One consequence of standing upright is that it enables the human body to lose or dissipate heat much more efficiently, and I’m tempted to wonder whether it was factors such as these that actually allowed early hominids, dwelling closer to the Equator, to think more clearly in their daily travails – that old saying about ‘thinking with cool heads’ comes to mind – so maybe they found it easier to make decisions and think in innovative ways, over the long-term, when they began to spend a great deal more time standing upright.
Difficult to prove one way or the other, I imagine, but in the meantime here’s a recent story from BBC News, which discusses the problems that arise when trying to create a robot that walks like a human – here’s a brief excerpt…
(Nikolai) Bernstein said that animal movement was not under the total control of the brain but rather, “local circuits” did most of the command and control work.
The brain was involved in the process of walking, he said, only when the understood parameters were altered, such as moving from one type of terrain to another, or dealing with uneven surfaces.
…if the robot encounters an obstacle, or a dramatic change in the terrain, such as a slope, then the higher level functions of the robot – the learning circuitries – are used.
I wonder how much the robotics guys and the anthropoliogsts communicate with each other in such projects, as there’s a lot they could learn from each other – but in the meantime here’s a link to another abstract, “The Evolution of Human Running: Effects of Changes in Lower Limb Length on Locomotor Economy”, by researchers at the Department of Zoology, University of Wisconsin, which I found referenced at the blog of Yann Klimentidis…

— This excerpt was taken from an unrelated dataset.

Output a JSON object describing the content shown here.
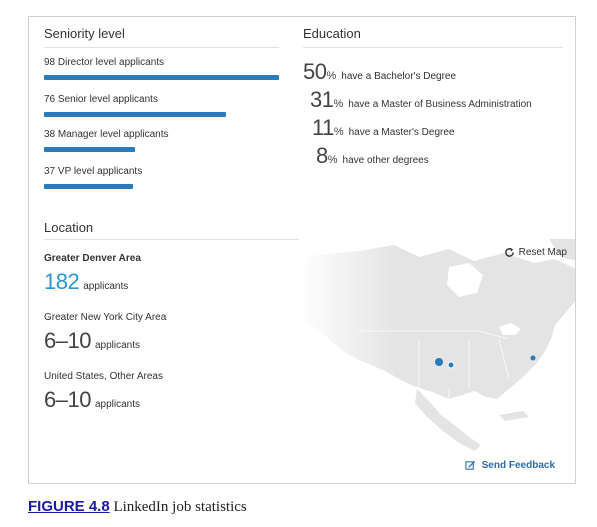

Previous studies have differed in expectations about whether long limbs should increase or decrease the energetic cost of locomotion. It has recently been shown that relatively longer lower limbs (relative to body mass) reduce the energetic cost of human walking. Here we report on whether a relationship exists between limb length and cost of human running. Subjects whose measured lower-limb lengths were relatively long or short for their mass (as judged by deviations from predicted values based on a regression of lower-limb length on body mass) were selected. Eighteen human subjects rested in a seated position and ran on a treadmill at 2.68 m s−1 while their expired gases were collected and analyzed; stride length was determined from videotapes.
We found significant negative relationships between relative lower-limb length and two measures of cost. The partial correlation between net cost of transport and lower-limb length controlling for body mass was r = −0.69 (p = 0.002). The partial correlation between the gross cost of locomotion at 2.68 m s−1 and lower-limb length controlling for body mass was r = −0.61 (p = 0.009). Thus, subjects with relatively longer lower limbs tend to have lower locomotor costs than those with relatively shorter lower limbs, similar to the results found for human walking. Contrary to general expectation, a linear relationship between stride length and lower-limb length was not found.

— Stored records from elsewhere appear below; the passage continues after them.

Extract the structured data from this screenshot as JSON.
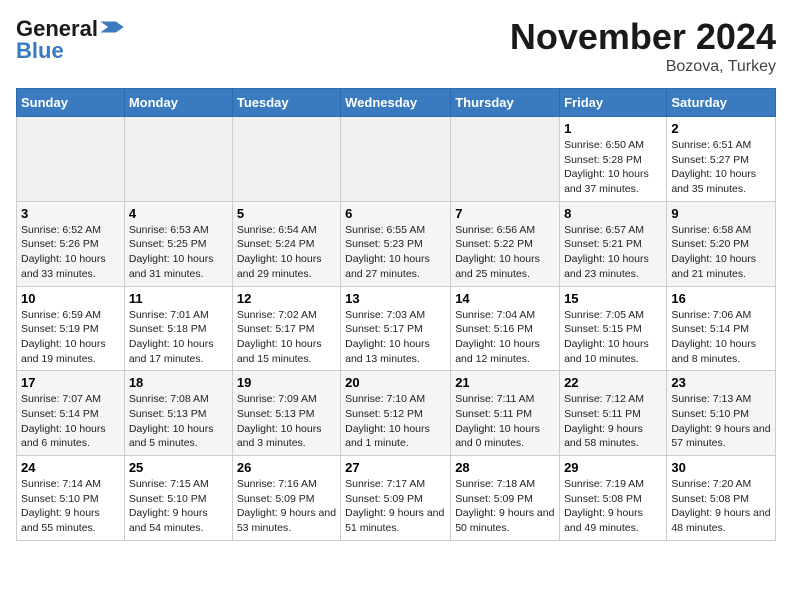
{
  "logo": {
    "line1": "General",
    "line2": "Blue"
  },
  "title": "November 2024",
  "location": "Bozova, Turkey",
  "days_of_week": [
    "Sunday",
    "Monday",
    "Tuesday",
    "Wednesday",
    "Thursday",
    "Friday",
    "Saturday"
  ],
  "weeks": [
    [
      {
        "num": "",
        "info": ""
      },
      {
        "num": "",
        "info": ""
      },
      {
        "num": "",
        "info": ""
      },
      {
        "num": "",
        "info": ""
      },
      {
        "num": "",
        "info": ""
      },
      {
        "num": "1",
        "info": "Sunrise: 6:50 AM\nSunset: 5:28 PM\nDaylight: 10 hours and 37 minutes."
      },
      {
        "num": "2",
        "info": "Sunrise: 6:51 AM\nSunset: 5:27 PM\nDaylight: 10 hours and 35 minutes."
      }
    ],
    [
      {
        "num": "3",
        "info": "Sunrise: 6:52 AM\nSunset: 5:26 PM\nDaylight: 10 hours and 33 minutes."
      },
      {
        "num": "4",
        "info": "Sunrise: 6:53 AM\nSunset: 5:25 PM\nDaylight: 10 hours and 31 minutes."
      },
      {
        "num": "5",
        "info": "Sunrise: 6:54 AM\nSunset: 5:24 PM\nDaylight: 10 hours and 29 minutes."
      },
      {
        "num": "6",
        "info": "Sunrise: 6:55 AM\nSunset: 5:23 PM\nDaylight: 10 hours and 27 minutes."
      },
      {
        "num": "7",
        "info": "Sunrise: 6:56 AM\nSunset: 5:22 PM\nDaylight: 10 hours and 25 minutes."
      },
      {
        "num": "8",
        "info": "Sunrise: 6:57 AM\nSunset: 5:21 PM\nDaylight: 10 hours and 23 minutes."
      },
      {
        "num": "9",
        "info": "Sunrise: 6:58 AM\nSunset: 5:20 PM\nDaylight: 10 hours and 21 minutes."
      }
    ],
    [
      {
        "num": "10",
        "info": "Sunrise: 6:59 AM\nSunset: 5:19 PM\nDaylight: 10 hours and 19 minutes."
      },
      {
        "num": "11",
        "info": "Sunrise: 7:01 AM\nSunset: 5:18 PM\nDaylight: 10 hours and 17 minutes."
      },
      {
        "num": "12",
        "info": "Sunrise: 7:02 AM\nSunset: 5:17 PM\nDaylight: 10 hours and 15 minutes."
      },
      {
        "num": "13",
        "info": "Sunrise: 7:03 AM\nSunset: 5:17 PM\nDaylight: 10 hours and 13 minutes."
      },
      {
        "num": "14",
        "info": "Sunrise: 7:04 AM\nSunset: 5:16 PM\nDaylight: 10 hours and 12 minutes."
      },
      {
        "num": "15",
        "info": "Sunrise: 7:05 AM\nSunset: 5:15 PM\nDaylight: 10 hours and 10 minutes."
      },
      {
        "num": "16",
        "info": "Sunrise: 7:06 AM\nSunset: 5:14 PM\nDaylight: 10 hours and 8 minutes."
      }
    ],
    [
      {
        "num": "17",
        "info": "Sunrise: 7:07 AM\nSunset: 5:14 PM\nDaylight: 10 hours and 6 minutes."
      },
      {
        "num": "18",
        "info": "Sunrise: 7:08 AM\nSunset: 5:13 PM\nDaylight: 10 hours and 5 minutes."
      },
      {
        "num": "19",
        "info": "Sunrise: 7:09 AM\nSunset: 5:13 PM\nDaylight: 10 hours and 3 minutes."
      },
      {
        "num": "20",
        "info": "Sunrise: 7:10 AM\nSunset: 5:12 PM\nDaylight: 10 hours and 1 minute."
      },
      {
        "num": "21",
        "info": "Sunrise: 7:11 AM\nSunset: 5:11 PM\nDaylight: 10 hours and 0 minutes."
      },
      {
        "num": "22",
        "info": "Sunrise: 7:12 AM\nSunset: 5:11 PM\nDaylight: 9 hours and 58 minutes."
      },
      {
        "num": "23",
        "info": "Sunrise: 7:13 AM\nSunset: 5:10 PM\nDaylight: 9 hours and 57 minutes."
      }
    ],
    [
      {
        "num": "24",
        "info": "Sunrise: 7:14 AM\nSunset: 5:10 PM\nDaylight: 9 hours and 55 minutes."
      },
      {
        "num": "25",
        "info": "Sunrise: 7:15 AM\nSunset: 5:10 PM\nDaylight: 9 hours and 54 minutes."
      },
      {
        "num": "26",
        "info": "Sunrise: 7:16 AM\nSunset: 5:09 PM\nDaylight: 9 hours and 53 minutes."
      },
      {
        "num": "27",
        "info": "Sunrise: 7:17 AM\nSunset: 5:09 PM\nDaylight: 9 hours and 51 minutes."
      },
      {
        "num": "28",
        "info": "Sunrise: 7:18 AM\nSunset: 5:09 PM\nDaylight: 9 hours and 50 minutes."
      },
      {
        "num": "29",
        "info": "Sunrise: 7:19 AM\nSunset: 5:08 PM\nDaylight: 9 hours and 49 minutes."
      },
      {
        "num": "30",
        "info": "Sunrise: 7:20 AM\nSunset: 5:08 PM\nDaylight: 9 hours and 48 minutes."
      }
    ]
  ]
}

Of course, running could never have evolved had we not become bipedal, and there was a good paper a while back discussing the idea that early humans evolved long-distance running, possibly as an effective hunting strategy, whereby they were able to wound a prey, and then gradually run it into the ground as it lost blood and energy and came to a halt – perhaps some early humans should have been called Homo mobilis, (not sure of the correct Latin there), as it was these early bipedal traits that provided the engine for much of what drove the course of human evolution over the ensuing millions of years. (TJ)
image: San rock art